As far as the sharp drop in petitions during the month of February, said Schmidt, "We aren't speculating."

This drop in petition requests, however, does coincide with dozens of technology companies either laying off or reducing employees through attrition. In the past several weeks alone, heavyweights Cisco Systems, Intel and Motorola have cut workers or announced plans to reduce costs because of soft economic conditions and slower growth.

"It may reflect the downturn in the economy, but it's really too soon to tell," said Steve Camaroto, director of research at the Center for Immigration Studies.

Today's H-1B visa numbers are the first set released by the INS since Congress raised the visa limit to 195,000 from 115,000 last October, after strong lobbying efforts from people on both sides of the debate. Several high-tech companies lobbied for an increase in visas last year, arguing there was a dearth of highly skilled technical workers in the United States.

Despite a drop in requests in February, the overall number of H-1B visas issued and requested this fiscal year beginning Oct. 1, roughly equals the amount issued last year.

In total, 72,000 petitions have been approved this fiscal year through March 7, and 66,000 applications are pending, the INS said. Around the same time last year, 74,300 petitions were approved and 45,000 were pending.

With the cap on H-1B visas raised to 195,000, there are at least 57,000 more visas available to companies for this fiscal year.

This means the limit will not likely be reached until later than last year, when the INS stopped accepting applications March 21. More likely, 2001 will mirror earlier years when the cap was not reached until the summer months.

In 1999, the 115,000 cap was reached in June. In 1998, the 65,000 cap was reached in August, and in 1997 the 65,000 cap was reached in September, according to the INS.

Camaroto said if the INS numbers do signify further suffering of the economy, this could be bad news for foreign workers living in the United States.

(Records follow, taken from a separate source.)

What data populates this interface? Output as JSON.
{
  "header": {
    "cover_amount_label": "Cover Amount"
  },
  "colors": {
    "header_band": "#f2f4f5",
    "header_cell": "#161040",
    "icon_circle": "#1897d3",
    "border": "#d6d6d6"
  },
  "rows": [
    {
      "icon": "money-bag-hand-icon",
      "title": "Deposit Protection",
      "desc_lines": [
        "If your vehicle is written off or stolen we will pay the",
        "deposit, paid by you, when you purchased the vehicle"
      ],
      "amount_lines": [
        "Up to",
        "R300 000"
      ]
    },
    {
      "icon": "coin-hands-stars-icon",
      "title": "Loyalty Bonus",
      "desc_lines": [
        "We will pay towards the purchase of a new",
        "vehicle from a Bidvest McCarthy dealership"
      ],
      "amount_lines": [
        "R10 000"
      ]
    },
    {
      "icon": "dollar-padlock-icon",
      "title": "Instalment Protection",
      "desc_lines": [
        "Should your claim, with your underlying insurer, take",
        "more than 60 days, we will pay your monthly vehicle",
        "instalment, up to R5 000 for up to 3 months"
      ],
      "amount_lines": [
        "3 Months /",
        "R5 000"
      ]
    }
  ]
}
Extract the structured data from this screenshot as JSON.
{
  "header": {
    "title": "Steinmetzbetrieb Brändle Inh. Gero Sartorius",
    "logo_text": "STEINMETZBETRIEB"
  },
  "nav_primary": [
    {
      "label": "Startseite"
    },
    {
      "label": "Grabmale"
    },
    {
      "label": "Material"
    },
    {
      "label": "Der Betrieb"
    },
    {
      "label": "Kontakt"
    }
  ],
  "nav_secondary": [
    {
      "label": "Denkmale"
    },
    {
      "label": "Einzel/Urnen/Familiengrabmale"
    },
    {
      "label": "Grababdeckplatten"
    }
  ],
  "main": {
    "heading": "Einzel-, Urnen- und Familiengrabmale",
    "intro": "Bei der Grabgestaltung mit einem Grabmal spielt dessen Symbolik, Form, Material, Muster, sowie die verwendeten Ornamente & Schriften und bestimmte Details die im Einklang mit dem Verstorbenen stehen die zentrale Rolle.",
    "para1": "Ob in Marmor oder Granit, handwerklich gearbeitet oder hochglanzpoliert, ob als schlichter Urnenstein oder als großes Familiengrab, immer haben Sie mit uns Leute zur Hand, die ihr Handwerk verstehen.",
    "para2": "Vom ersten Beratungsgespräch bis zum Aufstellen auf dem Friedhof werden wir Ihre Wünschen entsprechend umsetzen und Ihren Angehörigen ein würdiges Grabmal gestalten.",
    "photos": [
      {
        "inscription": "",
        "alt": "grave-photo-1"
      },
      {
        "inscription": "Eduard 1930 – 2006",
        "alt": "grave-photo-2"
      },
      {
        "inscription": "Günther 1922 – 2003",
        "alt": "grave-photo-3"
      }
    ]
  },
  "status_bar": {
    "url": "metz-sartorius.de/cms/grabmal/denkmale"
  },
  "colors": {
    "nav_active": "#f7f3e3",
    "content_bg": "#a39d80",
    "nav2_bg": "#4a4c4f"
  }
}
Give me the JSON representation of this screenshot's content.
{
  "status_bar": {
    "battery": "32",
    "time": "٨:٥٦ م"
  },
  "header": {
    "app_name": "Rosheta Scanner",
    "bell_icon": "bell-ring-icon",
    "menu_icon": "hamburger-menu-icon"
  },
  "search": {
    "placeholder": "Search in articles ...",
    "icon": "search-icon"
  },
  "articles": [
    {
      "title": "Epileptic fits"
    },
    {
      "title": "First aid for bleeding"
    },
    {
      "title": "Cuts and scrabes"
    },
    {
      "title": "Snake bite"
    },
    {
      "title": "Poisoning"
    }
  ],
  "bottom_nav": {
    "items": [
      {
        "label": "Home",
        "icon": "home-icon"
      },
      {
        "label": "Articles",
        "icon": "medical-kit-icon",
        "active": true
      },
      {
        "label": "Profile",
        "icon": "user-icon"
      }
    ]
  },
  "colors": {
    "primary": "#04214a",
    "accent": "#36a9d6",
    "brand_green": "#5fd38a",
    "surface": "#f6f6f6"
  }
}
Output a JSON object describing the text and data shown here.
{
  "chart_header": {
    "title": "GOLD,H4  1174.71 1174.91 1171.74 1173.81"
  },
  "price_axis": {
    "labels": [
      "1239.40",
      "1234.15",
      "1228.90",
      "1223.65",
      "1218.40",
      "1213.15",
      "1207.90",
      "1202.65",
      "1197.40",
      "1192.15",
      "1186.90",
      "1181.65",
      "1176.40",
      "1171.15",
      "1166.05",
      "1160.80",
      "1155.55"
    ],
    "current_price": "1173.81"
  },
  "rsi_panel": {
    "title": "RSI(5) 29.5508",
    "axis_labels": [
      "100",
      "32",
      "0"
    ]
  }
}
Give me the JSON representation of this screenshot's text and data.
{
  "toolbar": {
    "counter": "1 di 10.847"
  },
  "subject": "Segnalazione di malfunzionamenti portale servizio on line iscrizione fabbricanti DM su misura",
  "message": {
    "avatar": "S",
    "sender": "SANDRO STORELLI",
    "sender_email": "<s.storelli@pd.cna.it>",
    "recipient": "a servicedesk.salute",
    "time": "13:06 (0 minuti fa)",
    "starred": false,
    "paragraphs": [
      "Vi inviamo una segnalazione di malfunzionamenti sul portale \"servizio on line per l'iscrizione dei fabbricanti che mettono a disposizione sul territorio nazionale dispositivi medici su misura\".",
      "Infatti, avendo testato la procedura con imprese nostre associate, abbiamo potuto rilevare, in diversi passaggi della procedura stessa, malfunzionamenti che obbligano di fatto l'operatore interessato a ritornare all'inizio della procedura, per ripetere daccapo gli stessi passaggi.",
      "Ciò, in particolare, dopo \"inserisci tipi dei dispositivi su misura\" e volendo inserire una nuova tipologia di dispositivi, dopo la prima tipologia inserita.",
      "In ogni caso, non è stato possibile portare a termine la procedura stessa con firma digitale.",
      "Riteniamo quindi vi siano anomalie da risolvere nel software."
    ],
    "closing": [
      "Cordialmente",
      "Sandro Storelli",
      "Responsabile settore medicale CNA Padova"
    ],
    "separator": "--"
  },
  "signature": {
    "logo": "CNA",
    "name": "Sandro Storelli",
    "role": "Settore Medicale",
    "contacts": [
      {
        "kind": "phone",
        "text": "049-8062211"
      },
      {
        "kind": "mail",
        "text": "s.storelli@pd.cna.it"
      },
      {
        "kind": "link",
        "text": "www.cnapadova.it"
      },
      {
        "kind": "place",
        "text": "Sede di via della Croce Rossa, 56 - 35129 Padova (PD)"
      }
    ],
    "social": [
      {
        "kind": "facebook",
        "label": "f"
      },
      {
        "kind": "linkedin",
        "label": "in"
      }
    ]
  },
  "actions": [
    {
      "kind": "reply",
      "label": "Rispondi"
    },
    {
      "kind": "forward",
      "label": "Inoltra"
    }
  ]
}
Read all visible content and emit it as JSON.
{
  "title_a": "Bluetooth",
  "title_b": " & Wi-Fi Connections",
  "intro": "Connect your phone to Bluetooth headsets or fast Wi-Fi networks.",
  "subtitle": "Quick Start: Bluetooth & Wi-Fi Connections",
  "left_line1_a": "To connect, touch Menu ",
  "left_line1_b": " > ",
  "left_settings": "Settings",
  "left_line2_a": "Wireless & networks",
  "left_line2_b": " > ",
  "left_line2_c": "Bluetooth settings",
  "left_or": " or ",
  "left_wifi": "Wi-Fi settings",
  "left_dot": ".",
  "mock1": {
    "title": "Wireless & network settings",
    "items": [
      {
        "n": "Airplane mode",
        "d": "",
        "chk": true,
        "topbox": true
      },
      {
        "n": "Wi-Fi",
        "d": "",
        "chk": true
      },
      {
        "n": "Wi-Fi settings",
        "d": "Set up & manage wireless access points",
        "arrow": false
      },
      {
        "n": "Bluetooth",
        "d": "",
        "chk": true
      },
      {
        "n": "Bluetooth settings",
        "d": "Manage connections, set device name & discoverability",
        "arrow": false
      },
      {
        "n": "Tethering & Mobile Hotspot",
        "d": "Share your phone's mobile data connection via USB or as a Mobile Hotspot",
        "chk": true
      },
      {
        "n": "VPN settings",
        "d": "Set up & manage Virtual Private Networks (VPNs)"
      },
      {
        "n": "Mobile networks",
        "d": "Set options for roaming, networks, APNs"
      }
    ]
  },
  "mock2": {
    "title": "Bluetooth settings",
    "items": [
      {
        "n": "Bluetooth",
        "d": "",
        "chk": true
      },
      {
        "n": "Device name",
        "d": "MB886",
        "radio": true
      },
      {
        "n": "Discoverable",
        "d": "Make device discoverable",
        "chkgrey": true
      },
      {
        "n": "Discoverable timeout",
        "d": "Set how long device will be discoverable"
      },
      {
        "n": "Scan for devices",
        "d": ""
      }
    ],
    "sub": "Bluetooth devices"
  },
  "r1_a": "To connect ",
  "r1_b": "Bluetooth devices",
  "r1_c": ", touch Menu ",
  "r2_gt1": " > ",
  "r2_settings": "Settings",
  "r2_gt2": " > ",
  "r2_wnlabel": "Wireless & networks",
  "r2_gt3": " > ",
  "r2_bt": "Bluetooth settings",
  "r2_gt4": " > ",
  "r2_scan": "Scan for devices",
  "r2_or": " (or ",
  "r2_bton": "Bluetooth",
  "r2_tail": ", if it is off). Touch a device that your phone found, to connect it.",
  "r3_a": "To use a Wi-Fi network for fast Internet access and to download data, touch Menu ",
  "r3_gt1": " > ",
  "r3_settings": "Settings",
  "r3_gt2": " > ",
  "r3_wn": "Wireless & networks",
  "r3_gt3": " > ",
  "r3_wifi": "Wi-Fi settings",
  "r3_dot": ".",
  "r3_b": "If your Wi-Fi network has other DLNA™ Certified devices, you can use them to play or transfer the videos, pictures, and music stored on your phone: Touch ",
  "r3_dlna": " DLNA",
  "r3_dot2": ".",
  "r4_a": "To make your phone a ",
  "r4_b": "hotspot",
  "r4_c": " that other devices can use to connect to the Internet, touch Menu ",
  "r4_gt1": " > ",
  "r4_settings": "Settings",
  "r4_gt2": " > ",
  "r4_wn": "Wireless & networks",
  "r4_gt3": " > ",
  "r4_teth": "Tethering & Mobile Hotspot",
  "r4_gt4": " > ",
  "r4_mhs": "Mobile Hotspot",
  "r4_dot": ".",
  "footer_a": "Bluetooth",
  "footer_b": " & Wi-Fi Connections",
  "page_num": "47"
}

In the event of more layoffs, foreign workers could potentially find themselves out of work and, therefore, out of a visa.

"You can't just kick people out," he said. "They're entitled to be treated in certain ways."